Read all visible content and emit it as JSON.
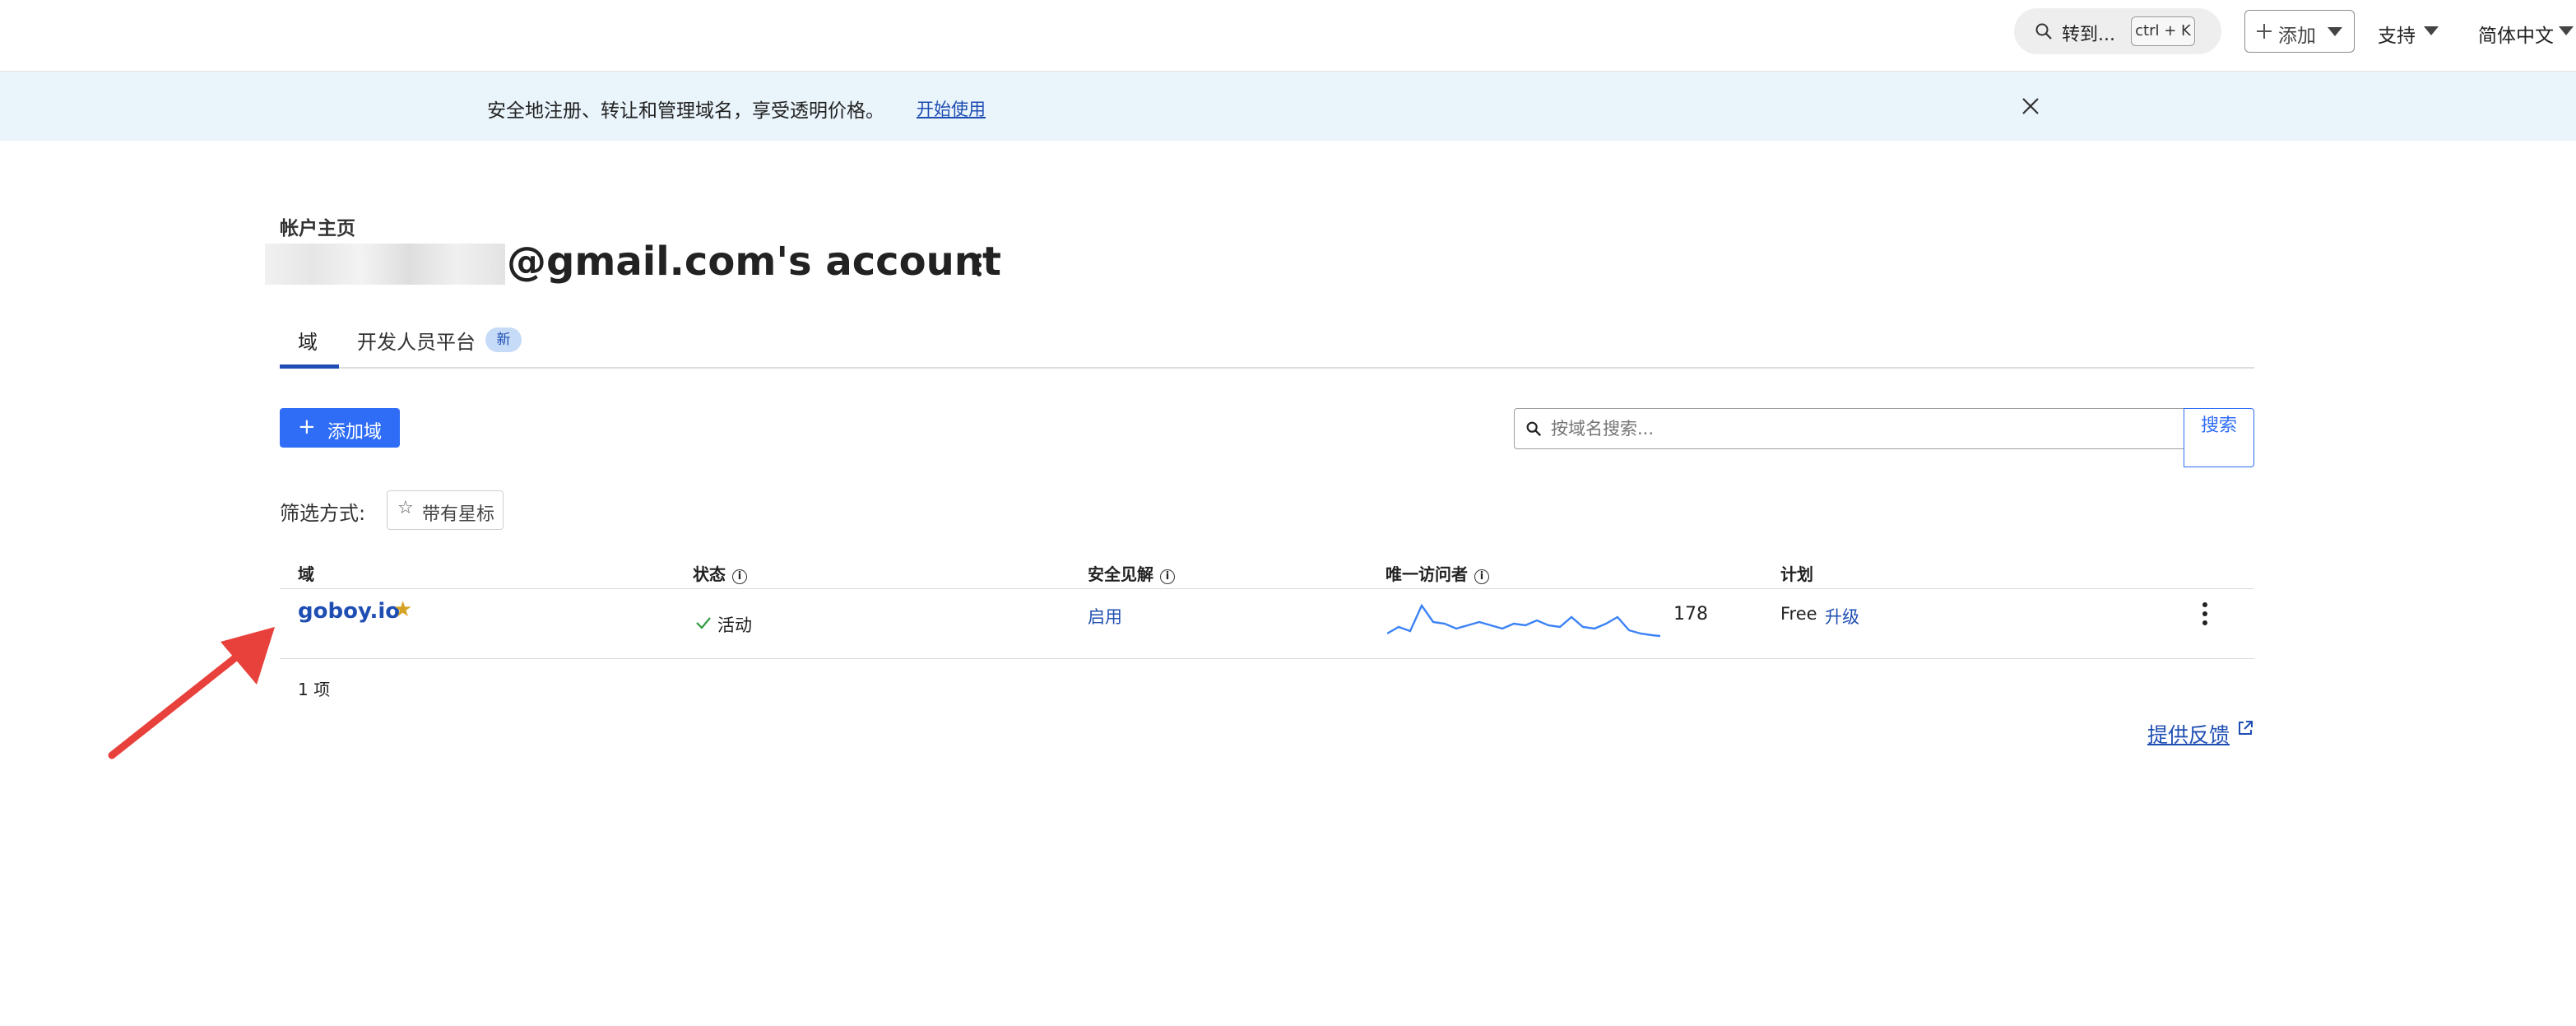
{
  "topbar": {
    "goto_label": "转到...",
    "goto_shortcut": "ctrl + K",
    "add_label": "添加",
    "support_label": "支持",
    "language_label": "简体中文"
  },
  "banner": {
    "message": "安全地注册、转让和管理域名，享受透明价格。",
    "start_link": "开始使用"
  },
  "header": {
    "breadcrumb": "帐户主页",
    "account_title": "@gmail.com's account"
  },
  "tabs": [
    {
      "label": "域",
      "active": true
    },
    {
      "label": "开发人员平台",
      "badge": "新"
    }
  ],
  "actions": {
    "add_domain_label": "添加域",
    "search_placeholder": "按域名搜索...",
    "search_button": "搜索"
  },
  "filter": {
    "label": "筛选方式:",
    "starred_label": "带有星标"
  },
  "table": {
    "headers": {
      "domain": "域",
      "status": "状态",
      "security": "安全见解",
      "visitors": "唯一访问者",
      "plan": "计划"
    },
    "rows": [
      {
        "domain": "goboy.io",
        "starred": true,
        "status": "活动",
        "security": "启用",
        "visitors": "178",
        "plan": "Free",
        "upgrade": "升级"
      }
    ],
    "count_label": "1 项"
  },
  "footer": {
    "feedback": "提供反馈"
  },
  "colors": {
    "accent": "#2f6df6",
    "link": "#1f4eb3",
    "banner_bg": "#e9f4fb",
    "annotation_arrow": "#e8403b"
  }
}
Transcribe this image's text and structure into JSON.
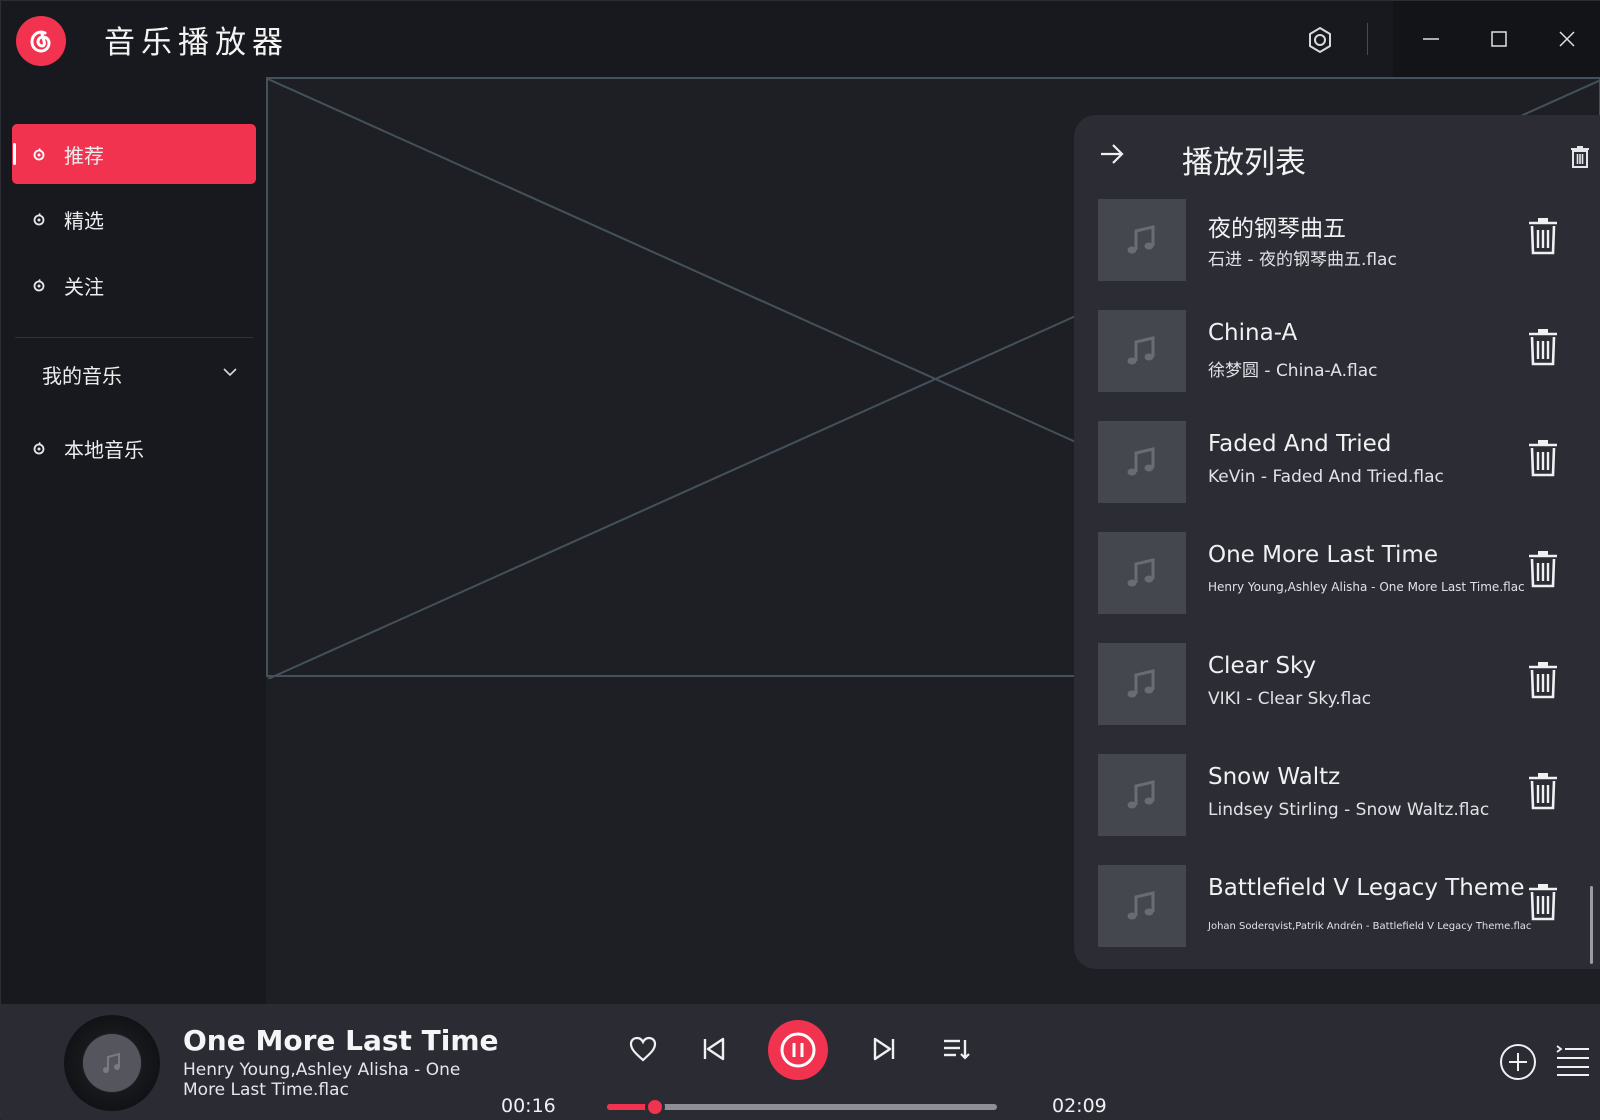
{
  "app": {
    "title": "音乐播放器",
    "accent": "#f2334f"
  },
  "window_controls": {
    "settings": "settings-icon",
    "minimize": "minimize-icon",
    "maximize": "maximize-icon",
    "close": "close-icon"
  },
  "sidebar": {
    "items": [
      {
        "label": "推荐",
        "active": true,
        "icon": "music-logo-icon"
      },
      {
        "label": "精选",
        "active": false,
        "icon": "music-logo-icon"
      },
      {
        "label": "关注",
        "active": false,
        "icon": "music-logo-icon"
      }
    ],
    "my_music": {
      "label": "我的音乐",
      "expanded": false
    },
    "my_music_items": [
      {
        "label": "本地音乐",
        "icon": "music-logo-icon"
      }
    ]
  },
  "playlist": {
    "title": "播放列表",
    "tracks": [
      {
        "title": "夜的钢琴曲五",
        "subtitle": "石进 - 夜的钢琴曲五.flac"
      },
      {
        "title": "China-A",
        "subtitle": "徐梦圆 - China-A.flac"
      },
      {
        "title": "Faded And Tried",
        "subtitle": "KeVin - Faded And Tried.flac"
      },
      {
        "title": "One More Last Time",
        "subtitle": "Henry Young,Ashley Alisha - One More Last Time.flac"
      },
      {
        "title": "Clear Sky",
        "subtitle": "VIKI - Clear Sky.flac"
      },
      {
        "title": "Snow Waltz",
        "subtitle": "Lindsey Stirling - Snow Waltz.flac"
      },
      {
        "title": "Battlefield V Legacy Theme",
        "subtitle": "Johan Soderqvist,Patrik Andrén - Battlefield V Legacy Theme.flac"
      }
    ]
  },
  "player": {
    "title": "One More Last Time",
    "artist": "Henry Young,Ashley Alisha - One More Last Time.flac",
    "current_time": "00:16",
    "total_time": "02:09",
    "progress_fraction": 0.124,
    "state": "playing"
  }
}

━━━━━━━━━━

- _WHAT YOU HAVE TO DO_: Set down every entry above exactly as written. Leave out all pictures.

- _WRITTEN SOLUTION_:
Read all visible content and emit it as JSON.
{
  "topbar": {
    "goto_label": "转到...",
    "goto_shortcut": "ctrl + K",
    "add_label": "添加",
    "support_label": "支持",
    "language_label": "简体中文"
  },
  "banner": {
    "message": "安全地注册、转让和管理域名，享受透明价格。",
    "start_link": "开始使用"
  },
  "header": {
    "breadcrumb": "帐户主页",
    "account_title": "@gmail.com's account"
  },
  "tabs": [
    {
      "label": "域",
      "active": true
    },
    {
      "label": "开发人员平台",
      "badge": "新"
    }
  ],
  "actions": {
    "add_domain_label": "添加域",
    "search_placeholder": "按域名搜索...",
    "search_button": "搜索"
  },
  "filter": {
    "label": "筛选方式:",
    "starred_label": "带有星标"
  },
  "table": {
    "headers": {
      "domain": "域",
      "status": "状态",
      "security": "安全见解",
      "visitors": "唯一访问者",
      "plan": "计划"
    },
    "rows": [
      {
        "domain": "goboy.io",
        "starred": true,
        "status": "活动",
        "security": "启用",
        "visitors": "178",
        "plan": "Free",
        "upgrade": "升级"
      }
    ],
    "count_label": "1 项"
  },
  "footer": {
    "feedback": "提供反馈"
  },
  "colors": {
    "accent": "#2f6df6",
    "link": "#1f4eb3",
    "banner_bg": "#e9f4fb",
    "annotation_arrow": "#e8403b"
  }
}
Transcribe this image's text and structure into JSON.
{
  "app": {
    "title": "音乐播放器",
    "accent": "#f2334f"
  },
  "window_controls": {
    "settings": "settings-icon",
    "minimize": "minimize-icon",
    "maximize": "maximize-icon",
    "close": "close-icon"
  },
  "sidebar": {
    "items": [
      {
        "label": "推荐",
        "active": true,
        "icon": "music-logo-icon"
      },
      {
        "label": "精选",
        "active": false,
        "icon": "music-logo-icon"
      },
      {
        "label": "关注",
        "active": false,
        "icon": "music-logo-icon"
      }
    ],
    "my_music": {
      "label": "我的音乐",
      "expanded": false
    },
    "my_music_items": [
      {
        "label": "本地音乐",
        "icon": "music-logo-icon"
      }
    ]
  },
  "playlist": {
    "title": "播放列表",
    "tracks": [
      {
        "title": "夜的钢琴曲五",
        "subtitle": "石进 - 夜的钢琴曲五.flac"
      },
      {
        "title": "China-A",
        "subtitle": "徐梦圆 - China-A.flac"
      },
      {
        "title": "Faded And Tried",
        "subtitle": "KeVin - Faded And Tried.flac"
      },
      {
        "title": "One More Last Time",
        "subtitle": "Henry Young,Ashley Alisha - One More Last Time.flac"
      },
      {
        "title": "Clear Sky",
        "subtitle": "VIKI - Clear Sky.flac"
      },
      {
        "title": "Snow Waltz",
        "subtitle": "Lindsey Stirling - Snow Waltz.flac"
      },
      {
        "title": "Battlefield V Legacy Theme",
        "subtitle": "Johan Soderqvist,Patrik Andrén - Battlefield V Legacy Theme.flac"
      }
    ]
  },
  "player": {
    "title": "One More Last Time",
    "artist": "Henry Young,Ashley Alisha - One More Last Time.flac",
    "current_time": "00:16",
    "total_time": "02:09",
    "progress_fraction": 0.124,
    "state": "playing"
  }
}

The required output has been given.